Interface dataset entries
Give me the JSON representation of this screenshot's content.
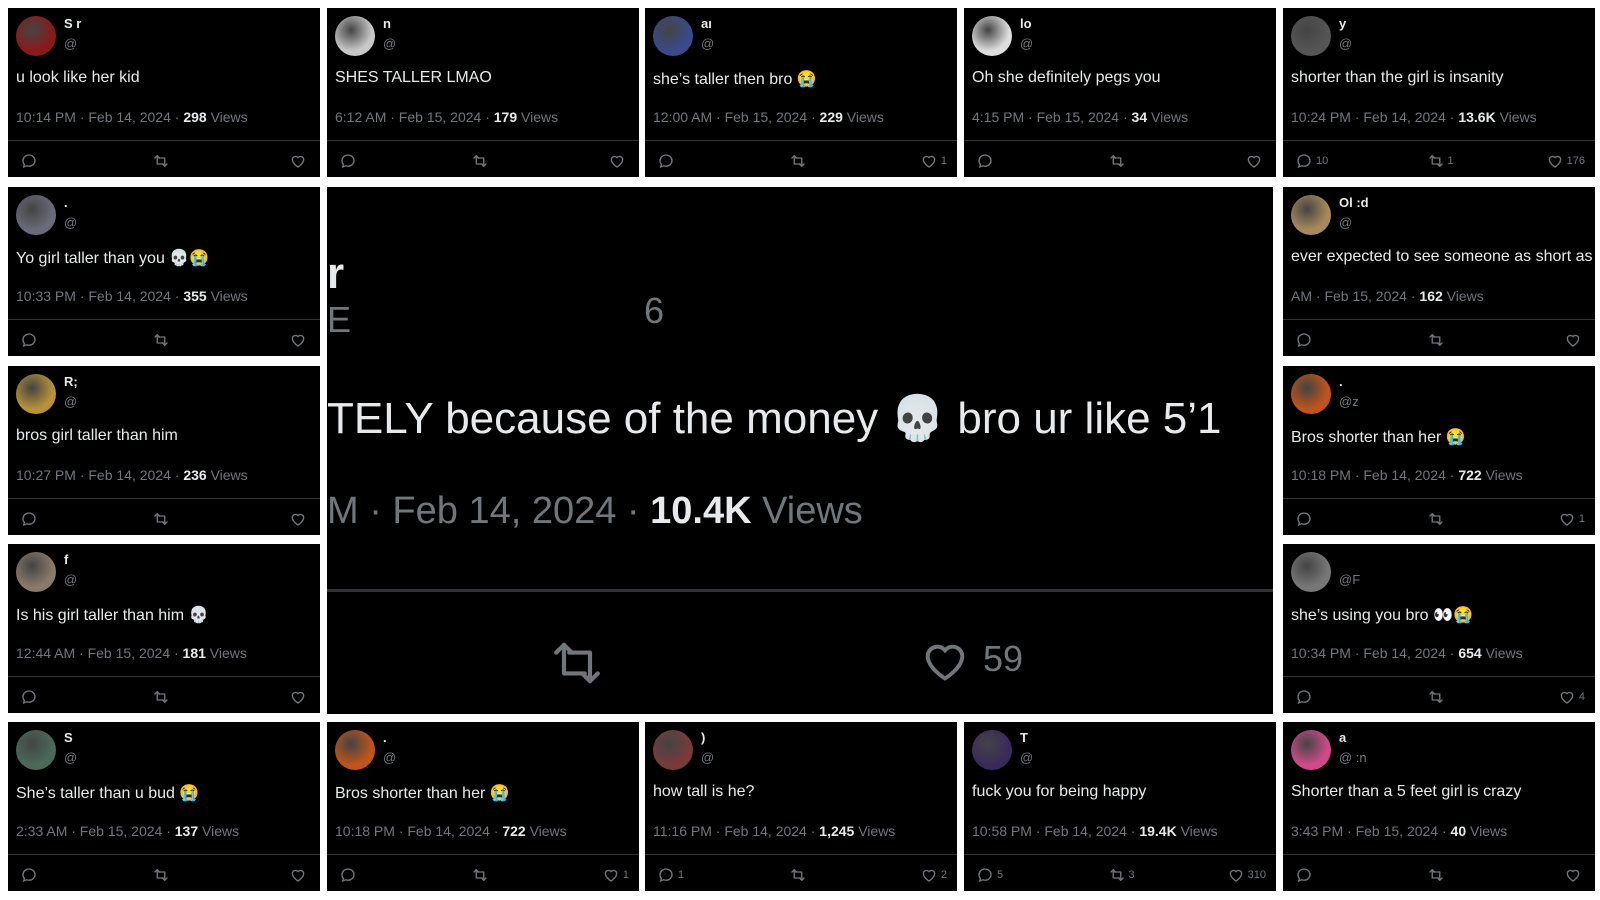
{
  "collage": {
    "center_tweet": {
      "fragment_top": "r",
      "fragment_mid": "E",
      "fragment_num": "6",
      "text": "TELY because of the money 💀 bro ur like 5’1",
      "time": "M · Feb 14, 2024 · ",
      "views_count": "10.4K",
      "views_label": " Views",
      "likes": "59"
    },
    "tweets": [
      {
        "name": "S          r",
        "handle": "@",
        "text": "u look like her kid",
        "time": "10:14 PM · Feb 14, 2024 · ",
        "views": "298",
        "views_label": " Views",
        "replies": "",
        "retweets": "",
        "likes": "",
        "avatar_color": "#8a1a1a"
      },
      {
        "name": "n",
        "handle": "@",
        "text": "SHES TALLER LMAO",
        "time": "6:12 AM · Feb 15, 2024 · ",
        "views": "179",
        "views_label": " Views",
        "replies": "",
        "retweets": "",
        "likes": "",
        "avatar_color": "#c8c8c8"
      },
      {
        "name": "aı",
        "handle": "@",
        "text": "she’s taller then bro 😭",
        "time": "12:00 AM · Feb 15, 2024 · ",
        "views": "229",
        "views_label": " Views",
        "replies": "",
        "retweets": "",
        "likes": "1",
        "avatar_color": "#3a4a8a"
      },
      {
        "name": "lo",
        "handle": "@",
        "text": "Oh she definitely pegs you",
        "time": "4:15 PM · Feb 15, 2024 · ",
        "views": "34",
        "views_label": " Views",
        "replies": "",
        "retweets": "",
        "likes": "",
        "avatar_color": "#dddddd"
      },
      {
        "name": "y",
        "handle": "@",
        "text": "shorter than the girl is insanity",
        "time": "10:24 PM · Feb 14, 2024 · ",
        "views": "13.6K",
        "views_label": " Views",
        "replies": "10",
        "retweets": "1",
        "likes": "176",
        "avatar_color": "#555555"
      },
      {
        "name": ".",
        "handle": "@",
        "text": "Yo girl taller than you 💀😭",
        "time": "10:33 PM · Feb 14, 2024 · ",
        "views": "355",
        "views_label": " Views",
        "replies": "",
        "retweets": "",
        "likes": "",
        "avatar_color": "#6a6a7a"
      },
      {
        "name": "Ol            :d",
        "handle": "@",
        "text": "ever expected to see someone as short as Du",
        "time": "AM · Feb 15, 2024 · ",
        "views": "162",
        "views_label": " Views",
        "replies": "",
        "retweets": "",
        "likes": "",
        "avatar_color": "#a88a5a"
      },
      {
        "name": "R;",
        "handle": "@",
        "text": "bros girl taller than him",
        "time": "10:27 PM · Feb 14, 2024 · ",
        "views": "236",
        "views_label": " Views",
        "replies": "",
        "retweets": "",
        "likes": "",
        "avatar_color": "#b8923a"
      },
      {
        "name": ".",
        "handle": "@z",
        "text": "Bros shorter than her 😭",
        "time": "10:18 PM · Feb 14, 2024 · ",
        "views": "722",
        "views_label": " Views",
        "replies": "",
        "retweets": "",
        "likes": "1",
        "avatar_color": "#c0541a"
      },
      {
        "name": "f",
        "handle": "@",
        "text": "Is his girl taller than him 💀",
        "time": "12:44 AM · Feb 15, 2024 · ",
        "views": "181",
        "views_label": " Views",
        "replies": "",
        "retweets": "",
        "likes": "",
        "avatar_color": "#8a7a6a"
      },
      {
        "name": "",
        "handle": "@F",
        "text": "she’s using you bro 👀😭",
        "time": "10:34 PM · Feb 14, 2024 · ",
        "views": "654",
        "views_label": " Views",
        "replies": "",
        "retweets": "",
        "likes": "4",
        "avatar_color": "#777777"
      },
      {
        "name": "S",
        "handle": "@",
        "text": "She’s taller than u bud 😭",
        "time": "2:33 AM · Feb 15, 2024 · ",
        "views": "137",
        "views_label": " Views",
        "replies": "",
        "retweets": "",
        "likes": "",
        "avatar_color": "#4a6a5a"
      },
      {
        "name": ".",
        "handle": "@",
        "text": "Bros shorter than her 😭",
        "time": "10:18 PM · Feb 14, 2024 · ",
        "views": "722",
        "views_label": " Views",
        "replies": "",
        "retweets": "",
        "likes": "1",
        "avatar_color": "#c0541a"
      },
      {
        "name": ")",
        "handle": "@",
        "text": "how tall is he?",
        "time": "11:16 PM · Feb 14, 2024 · ",
        "views": "1,245",
        "views_label": " Views",
        "replies": "1",
        "retweets": "",
        "likes": "2",
        "avatar_color": "#7a3a3a"
      },
      {
        "name": "T",
        "handle": "@",
        "text": "fuck you for being happy",
        "time": "10:58 PM · Feb 14, 2024 · ",
        "views": "19.4K",
        "views_label": " Views",
        "replies": "5",
        "retweets": "3",
        "likes": "310",
        "avatar_color": "#3a2a5a"
      },
      {
        "name": "a",
        "handle": "@           :n",
        "text": "Shorter than a 5 feet girl is crazy",
        "time": "3:43 PM · Feb 15, 2024 · ",
        "views": "40",
        "views_label": " Views",
        "replies": "",
        "retweets": "",
        "likes": "",
        "avatar_color": "#d04a8a"
      }
    ]
  }
}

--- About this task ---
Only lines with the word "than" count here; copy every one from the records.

--- Written solution ---
        "text": "shorter than the girl is insanity",
        "text": "Yo girl taller than you 💀😭",
        "text": "bros girl taller than him",
        "text": "Bros shorter than her 😭",
        "text": "Is his girl taller than him 💀",
        "text": "She’s taller than u bud 😭",
        "text": "Bros shorter than her 😭",
        "text": "Shorter than a 5 feet girl is crazy",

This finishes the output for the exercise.